*THE TASK*. When you repeat the records, keep every word exact and drop each picture.

━━━━━━━━━━

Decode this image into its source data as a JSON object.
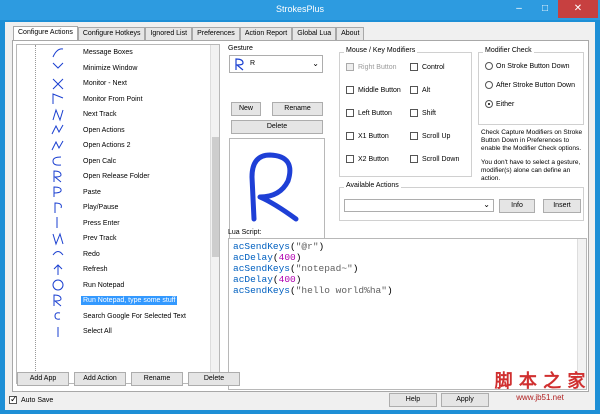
{
  "window": {
    "title": "StrokesPlus"
  },
  "tabs": [
    "Configure Actions",
    "Configure Hotkeys",
    "Ignored List",
    "Preferences",
    "Action Report",
    "Global Lua",
    "About"
  ],
  "actions": [
    {
      "label": "Message Boxes"
    },
    {
      "label": "Minimize Window"
    },
    {
      "label": "Monitor - Next"
    },
    {
      "label": "Monitor From Point"
    },
    {
      "label": "Next Track"
    },
    {
      "label": "Open Actions"
    },
    {
      "label": "Open Actions 2"
    },
    {
      "label": "Open Calc"
    },
    {
      "label": "Open Release Folder"
    },
    {
      "label": "Paste"
    },
    {
      "label": "Play/Pause"
    },
    {
      "label": "Press Enter"
    },
    {
      "label": "Prev Track"
    },
    {
      "label": "Redo"
    },
    {
      "label": "Refresh"
    },
    {
      "label": "Run Notepad"
    },
    {
      "label": "Run Notepad, type some stuff",
      "selected": true
    },
    {
      "label": "Search Google For Selected Text"
    },
    {
      "label": "Select All"
    }
  ],
  "list_buttons": {
    "add_app": "Add App",
    "add_action": "Add Action",
    "rename": "Rename",
    "delete": "Delete"
  },
  "gesture": {
    "label": "Gesture",
    "selected": "R",
    "new": "New",
    "rename": "Rename",
    "delete": "Delete"
  },
  "modifiers": {
    "label": "Mouse / Key Modifiers",
    "items": [
      "Right Button",
      "Control",
      "Middle Button",
      "Alt",
      "Left Button",
      "Shift",
      "X1 Button",
      "Scroll Up",
      "X2 Button",
      "Scroll Down"
    ]
  },
  "modifier_check": {
    "label": "Modifier Check",
    "options": [
      "On Stroke Button Down",
      "After Stroke Button Down",
      "Either"
    ],
    "selected": "Either",
    "note1": "Check Capture Modifiers on Stroke Button Down in Preferences to enable the Modifier Check options.",
    "note2": "You don't have to select a gesture, modifier(s) alone can define an action."
  },
  "available_actions": {
    "label": "Available Actions",
    "info": "Info",
    "insert": "Insert"
  },
  "lua": {
    "label": "Lua Script:",
    "lines": [
      {
        "fn": "acSendKeys",
        "arg": "\"@r\"",
        "argType": "st"
      },
      {
        "fn": "acDelay",
        "arg": "400",
        "argType": "nm"
      },
      {
        "fn": "acSendKeys",
        "arg": "\"notepad~\"",
        "argType": "st"
      },
      {
        "fn": "acDelay",
        "arg": "400",
        "argType": "nm"
      },
      {
        "fn": "acSendKeys",
        "arg": "\"hello world%ha\"",
        "argType": "st"
      }
    ]
  },
  "footer": {
    "auto_save": "Auto Save",
    "help": "Help",
    "apply": "Apply"
  },
  "watermark": {
    "text": "脚 本 之 家",
    "url": "www.jb51.net"
  }
}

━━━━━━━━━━

*YOUR RESPONSE*.
Decode this image into its source data as a JSON object.
{
  "window": {
    "title": "StrokesPlus"
  },
  "tabs": [
    "Configure Actions",
    "Configure Hotkeys",
    "Ignored List",
    "Preferences",
    "Action Report",
    "Global Lua",
    "About"
  ],
  "actions": [
    {
      "label": "Message Boxes"
    },
    {
      "label": "Minimize Window"
    },
    {
      "label": "Monitor - Next"
    },
    {
      "label": "Monitor From Point"
    },
    {
      "label": "Next Track"
    },
    {
      "label": "Open Actions"
    },
    {
      "label": "Open Actions 2"
    },
    {
      "label": "Open Calc"
    },
    {
      "label": "Open Release Folder"
    },
    {
      "label": "Paste"
    },
    {
      "label": "Play/Pause"
    },
    {
      "label": "Press Enter"
    },
    {
      "label": "Prev Track"
    },
    {
      "label": "Redo"
    },
    {
      "label": "Refresh"
    },
    {
      "label": "Run Notepad"
    },
    {
      "label": "Run Notepad, type some stuff",
      "selected": true
    },
    {
      "label": "Search Google For Selected Text"
    },
    {
      "label": "Select All"
    }
  ],
  "list_buttons": {
    "add_app": "Add App",
    "add_action": "Add Action",
    "rename": "Rename",
    "delete": "Delete"
  },
  "gesture": {
    "label": "Gesture",
    "selected": "R",
    "new": "New",
    "rename": "Rename",
    "delete": "Delete"
  },
  "modifiers": {
    "label": "Mouse / Key Modifiers",
    "items": [
      "Right Button",
      "Control",
      "Middle Button",
      "Alt",
      "Left Button",
      "Shift",
      "X1 Button",
      "Scroll Up",
      "X2 Button",
      "Scroll Down"
    ]
  },
  "modifier_check": {
    "label": "Modifier Check",
    "options": [
      "On Stroke Button Down",
      "After Stroke Button Down",
      "Either"
    ],
    "selected": "Either",
    "note1": "Check Capture Modifiers on Stroke Button Down in Preferences to enable the Modifier Check options.",
    "note2": "You don't have to select a gesture, modifier(s) alone can define an action."
  },
  "available_actions": {
    "label": "Available Actions",
    "info": "Info",
    "insert": "Insert"
  },
  "lua": {
    "label": "Lua Script:",
    "lines": [
      {
        "fn": "acSendKeys",
        "arg": "\"@r\"",
        "argType": "st"
      },
      {
        "fn": "acDelay",
        "arg": "400",
        "argType": "nm"
      },
      {
        "fn": "acSendKeys",
        "arg": "\"notepad~\"",
        "argType": "st"
      },
      {
        "fn": "acDelay",
        "arg": "400",
        "argType": "nm"
      },
      {
        "fn": "acSendKeys",
        "arg": "\"hello world%ha\"",
        "argType": "st"
      }
    ]
  },
  "footer": {
    "auto_save": "Auto Save",
    "help": "Help",
    "apply": "Apply"
  },
  "watermark": {
    "text": "脚 本 之 家",
    "url": "www.jb51.net"
  }
}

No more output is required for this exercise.